Having a rental car will give you the most flexibility when traveling in Costa Rica. This will also allow you to take fun day trips on your own.
- Save 10% Plus Other Perks with Our Adobe Rental Car Discount
- You might also consider; shared shuttle services or private transfer services
🏄🏽 How can I book things to do?
We find that Viator tends to have the most comprehensive selection of activities with secure booking and good cancellation policies.
🍍 I’m overwhelmed with planning. Can you help?
✈️ What is the best way to book a flight?
Usually, we have the best luck finding great prices with Skyscanner. Check for flights to both San Jose Airport (SJO) and Liberia Airport (LIR).
🛏️ What is the best way to book my Costa Rica hotels?
🗣️What is the main language in Costa Rica?
The main language in Costa Rica is Spanish. Most people working in tourism speak at least some English.
💰 What is the currency in Costa Rica?
The currency used in Costa Rica is the Costa Rican colón (CRC). However, the US dollar is widely accepted in most tourist areas
📞 What is the best way to stay connected?
An eSIM from Airalo is the easiest way to get 4G data while traveling in Costa Rica.
🌴 Is Costa Rica safe?
Generally, Costa Rica is considered safe for tourists. However, like any travel destination, it’s best to use caution and be aware of your surroundings.

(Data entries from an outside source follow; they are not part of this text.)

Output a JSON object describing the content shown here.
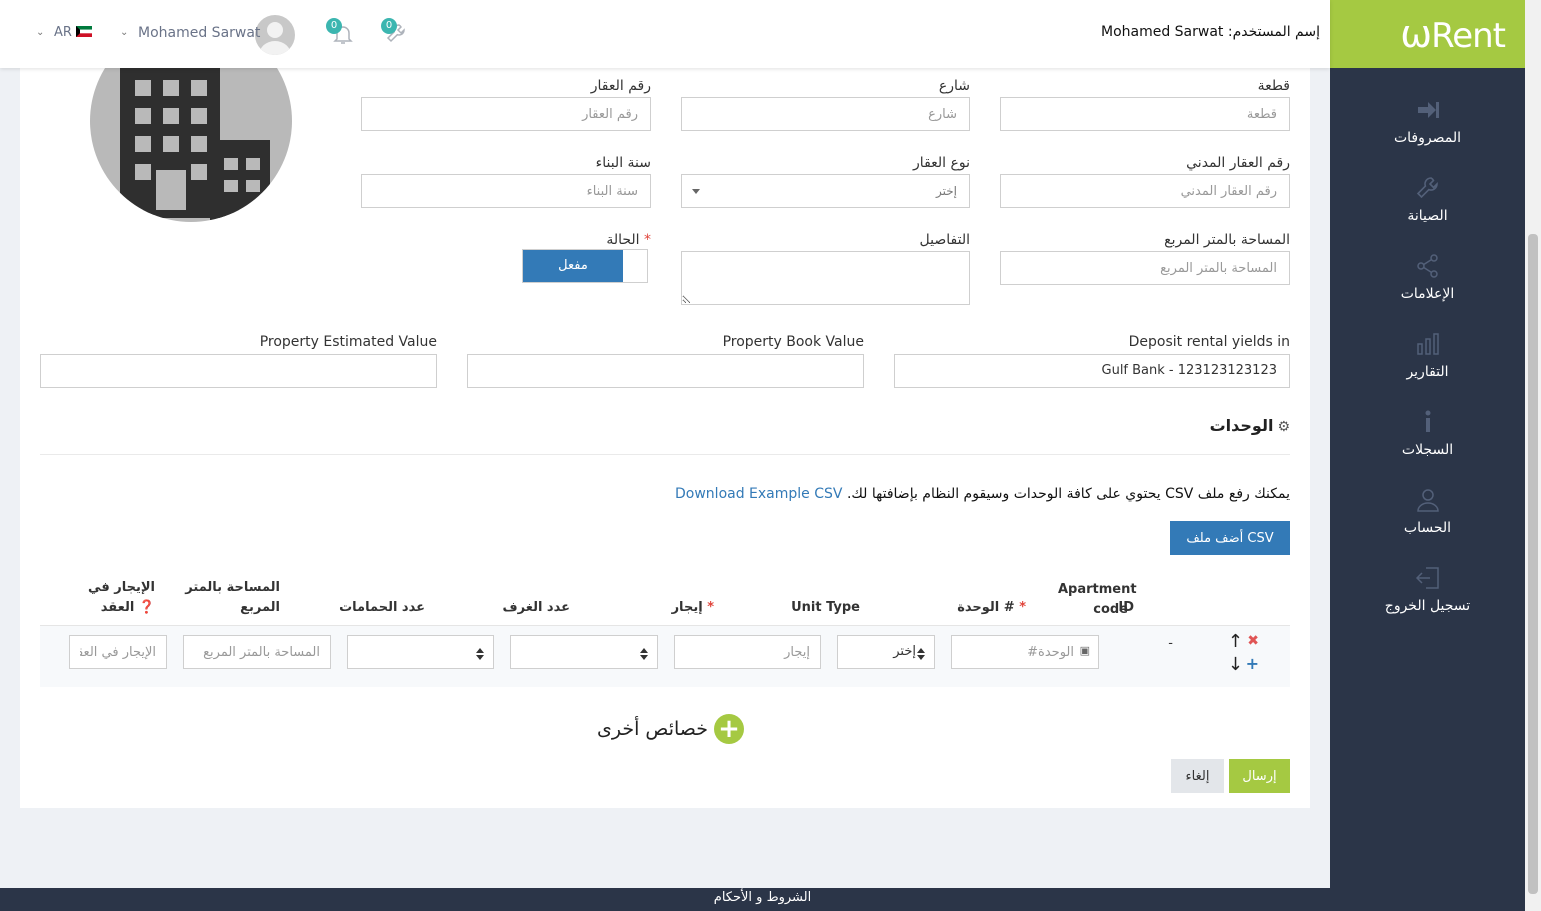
{
  "brand": {
    "name": "Rent",
    "accent_color": "#a5c942",
    "primary_color": "#337ab7",
    "sidebar_color": "#2b3548"
  },
  "header": {
    "username_label": "إسم المستخدم:",
    "username_value": "Mohamed Sarwat",
    "maintenance_count": "0",
    "notifications_count": "0",
    "user_display": "Mohamed Sarwat",
    "language": "AR"
  },
  "sidebar": {
    "items": [
      {
        "label": "المصروفات",
        "icon": "sign-in-icon"
      },
      {
        "label": "الصيانة",
        "icon": "wrench-icon"
      },
      {
        "label": "الإعلامات",
        "icon": "share-icon"
      },
      {
        "label": "التقارير",
        "icon": "bar-chart-icon"
      },
      {
        "label": "السجلات",
        "icon": "info-icon"
      },
      {
        "label": "الحساب",
        "icon": "user-icon"
      },
      {
        "label": "تسجيل الخروج",
        "icon": "sign-out-icon"
      }
    ]
  },
  "form": {
    "block_label": "قطعة",
    "block_placeholder": "قطعة",
    "street_label": "شارع",
    "street_placeholder": "شارع",
    "property_no_label": "رقم العقار",
    "property_no_placeholder": "رقم العقار",
    "civil_no_label": "رقم العقار المدني",
    "civil_no_placeholder": "رقم العقار المدني",
    "property_type_label": "نوع العقار",
    "property_type_value": "إختر",
    "build_year_label": "سنة البناء",
    "build_year_placeholder": "سنة البناء",
    "area_label": "المساحة بالمتر المربع",
    "area_placeholder": "المساحة بالمتر المربع",
    "details_label": "التفاصيل",
    "status_label": "الحالة",
    "required_mark": "*",
    "status_value": "مفعل",
    "deposit_label": "Deposit rental yields in",
    "deposit_value": "Gulf Bank - 123123123123",
    "book_value_label": "Property Book Value",
    "estimated_value_label": "Property Estimated Value"
  },
  "units": {
    "title": "الوحدات",
    "csv_text": "يمكنك رفع ملف CSV يحتوي على كافة الوحدات وسيقوم النظام بإضافتها لك.",
    "csv_link": "Download Example CSV",
    "add_csv_button": "أضف ملف CSV",
    "columns": {
      "id": "ID",
      "apartment_code": "Apartment code",
      "unit_no": "الوحدة #",
      "unit_type": "Unit Type",
      "rent": "إيجار",
      "rooms": "عدد الغرف",
      "bathrooms": "عدد الحمامات",
      "area": "المساحة بالمتر المربع",
      "contract_rent": "الإيجار في العقد"
    },
    "row": {
      "id": "-",
      "unit_placeholder": "الوحدة#",
      "unit_type_value": "إختر",
      "rent_placeholder": "إيجار",
      "area_placeholder": "المساحة بالمتر المربع",
      "contract_rent_placeholder": "الإيجار في العقد"
    },
    "more_features": "خصائص أخرى"
  },
  "actions": {
    "submit": "إرسال",
    "cancel": "إلغاء"
  },
  "footer": {
    "terms": "الشروط و الأحكام"
  }
}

🛂 Do you need a passport to go to Costa Rica?
Yes, Costa Rica is its own country. You will need a passport to visit.